Officials try to quell concerns about Common Core
But they have their own concerns as well
KINGMAN - Arizona's Common Core education standards are "as conservative as they can be," and nothing to be afraid of, according to the state's top educator.
"This is a huge conservative victory," said John Huppenthal, the Arizona Superintendent of Public Education.
The new standards have raised the ire of some who think there's a nefarious agenda behind them, something that state leaders have been wrestling with since the requirements were proposed.
Huppenthal pointed to a large poster with samples from the program's standards for third grade reading and math.
The third grade reading standard requires students to be able to read, comprehend and ask and answer questions based on a sample story, he said.
The math standard requires third graders to be able to multiply and divide numbers up to 100, recite the multiplication tables from memory and understand the relationship between multiplication and division.
"Students need to know these things," Huppenthal said.
The Common Core standards for math and reading were actually created by Achieve, a group of nonprofit CEOs, state governors and the National Superintendents Association. They were upset that students were arriving in the workplace or at college without simple math or reading skills, he said.
Achieve wanted to take some of the power for creating education standards away from the academics and put it back into the hands of teachers, school districts and states, he said.
"I just want you to know this wasn't created by the Obama Administration," Huppenthal said, although he said he's concerned the federal government will "hijack" the Common Core history and science standards and include material that some people don't agree with, such as information on global warming.
"Before we go forward with any history or science standards, I promise you we will have a discussion," Huppenthal told the packed room.
He encouraged residents to go to the Arizona Department of Education's webpage, read just one of the Common Core standards and contact him if they had any concerns.
Rep. Doris Goodale, R- Kingman, pointed out Arizona developed its own version of Common Core and 92 percent of the current standards were included in the new standards.
"No one from the U.N. or the Obama Administration was involved in creating Arizona's standards," she said.
Huppenthal also encouraged residents to get involved with their school district boards and pointed out that school districts, not the state, were responsible for purchasing the textbooks and creating the curriculum necessary to meet the standards.
"The state just sets the standards.
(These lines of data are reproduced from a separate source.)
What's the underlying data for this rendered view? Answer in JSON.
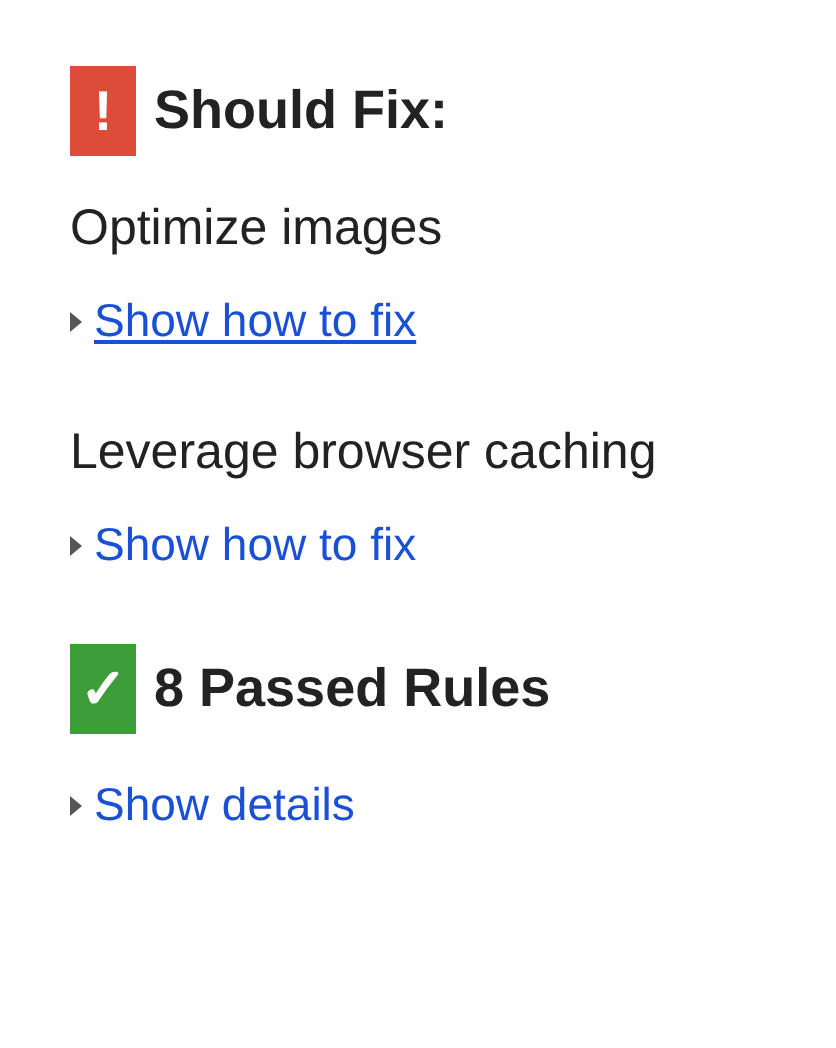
{
  "sections": [
    {
      "kind": "should_fix",
      "icon": "!",
      "title": "Should Fix:",
      "rules": [
        {
          "name": "Optimize images",
          "link": {
            "label": "Show how to fix",
            "hovered": true
          }
        },
        {
          "name": "Leverage browser caching",
          "link": {
            "label": "Show how to fix",
            "hovered": false
          }
        }
      ]
    },
    {
      "kind": "passed",
      "icon": "✓",
      "title": "8 Passed Rules",
      "link": {
        "label": "Show details",
        "hovered": false
      }
    }
  ]
}
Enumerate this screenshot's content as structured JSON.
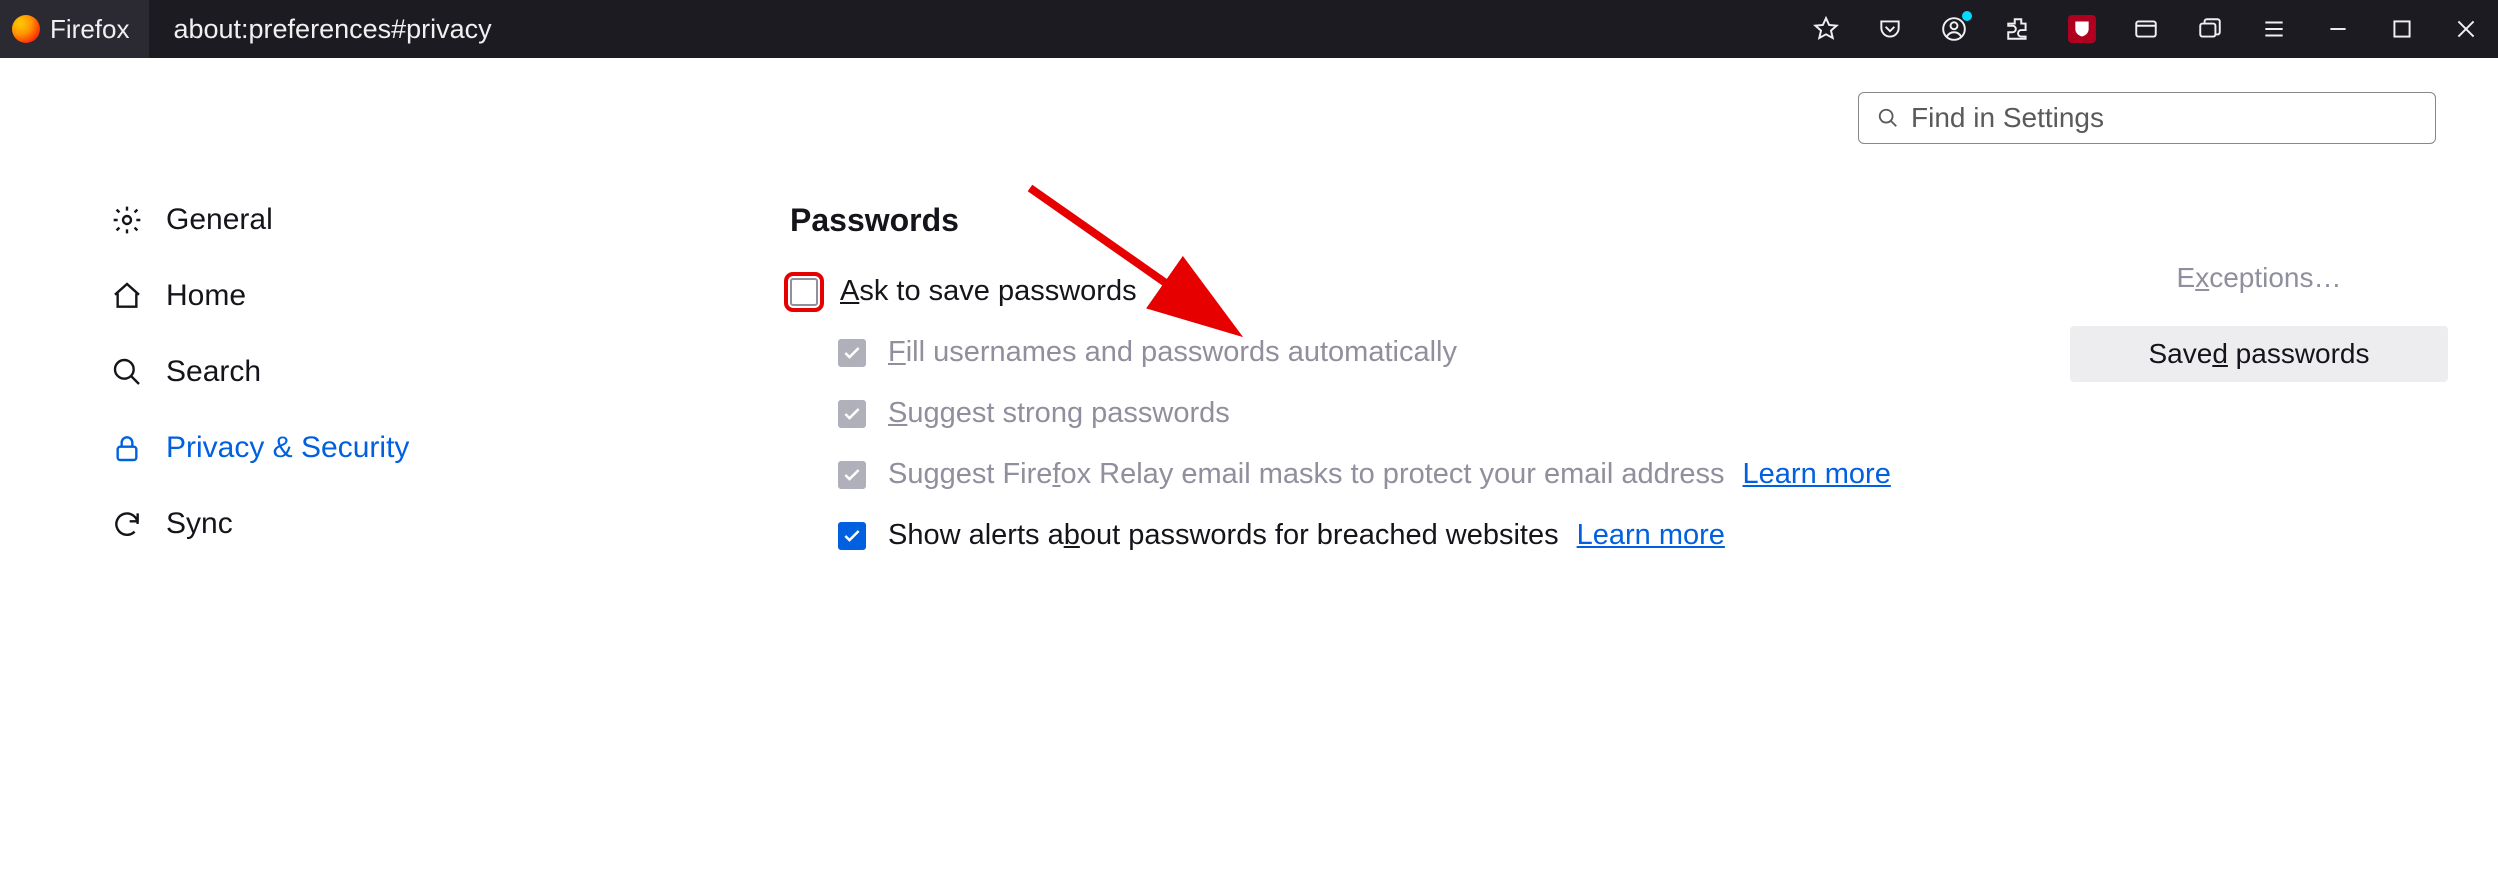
{
  "titlebar": {
    "app_name": "Firefox",
    "url": "about:preferences#privacy"
  },
  "settings_search": {
    "placeholder": "Find in Settings"
  },
  "sidebar": {
    "items": [
      {
        "label": "General"
      },
      {
        "label": "Home"
      },
      {
        "label": "Search"
      },
      {
        "label": "Privacy & Security"
      },
      {
        "label": "Sync"
      }
    ]
  },
  "main": {
    "section_heading": "Passwords",
    "options": {
      "ask_save": {
        "pre": "A",
        "rest": "sk to save passwords"
      },
      "fill_auto": {
        "pre": "F",
        "rest": "ill usernames and passwords automatically"
      },
      "suggest_strong": {
        "pre": "S",
        "rest": "uggest strong passwords"
      },
      "suggest_relay": {
        "pre1": "Suggest Fire",
        "ul": "f",
        "post": "ox Relay email masks to protect your email address"
      },
      "breach_alerts": {
        "pre1": "Show alerts a",
        "ul": "b",
        "post": "out passwords for breached websites"
      }
    },
    "learn_more": "Learn more",
    "side_buttons": {
      "exceptions": {
        "pre": "E",
        "ul": "x",
        "post": "ceptions…"
      },
      "saved": {
        "pre": "Save",
        "ul": "d",
        "post": " passwords"
      }
    }
  }
}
It's up to the districts to figure out how to meet them," Huppenthal said.
One resident asked about the cost to implement the new Partnership for Assessment of Readiness for College and Careers test, which is designed to test students on the Common Core standards.
The federal government will pay for most of the cost to administer the test, Huppenthal said. The Arizona Legislature will set aside funding to cover the rest of the cost in its next session.
Schools do not have to test on the Common Core standards until 2014.
Goodale said the Legislature had not decided yet whether it would go with the PARCC test.
However, it did have to replace the Arizona Instrument to Measure Standards test because the contract for that test had expired and the test was not a good measure of student learning, she said.
"AIMS can't compare Arizona students with any other students in any other state," Goodale said. "It was not a quality assessment and it was not an international benchmark test. Our students are going to have to be able to work with international standards."
Both Kingman Unified School District Superintendent Roger Jacks and Kingman Academy of Learning District Administrator Susan Chan said their schools started working with the Common Core standards when they were approved by the Legislature three years ago.
"The teachers are very much in favor of it at my schools," Jacks said. "They're very vocal and would have let me know otherwise."
"We feel students have to have a fighting chance," Chan said. "We immediately embraced the standards."
Kingman Unified School District Board member Laurie Barthlow asked how the schools and the state expected students who couldn't pass the AIMS test to pass the more rigorous PARCC test and didn't really get an answer.
Huppenthal stated that state education standards and schools needed to dig deeper and become more focused on helping students succeed in college and work.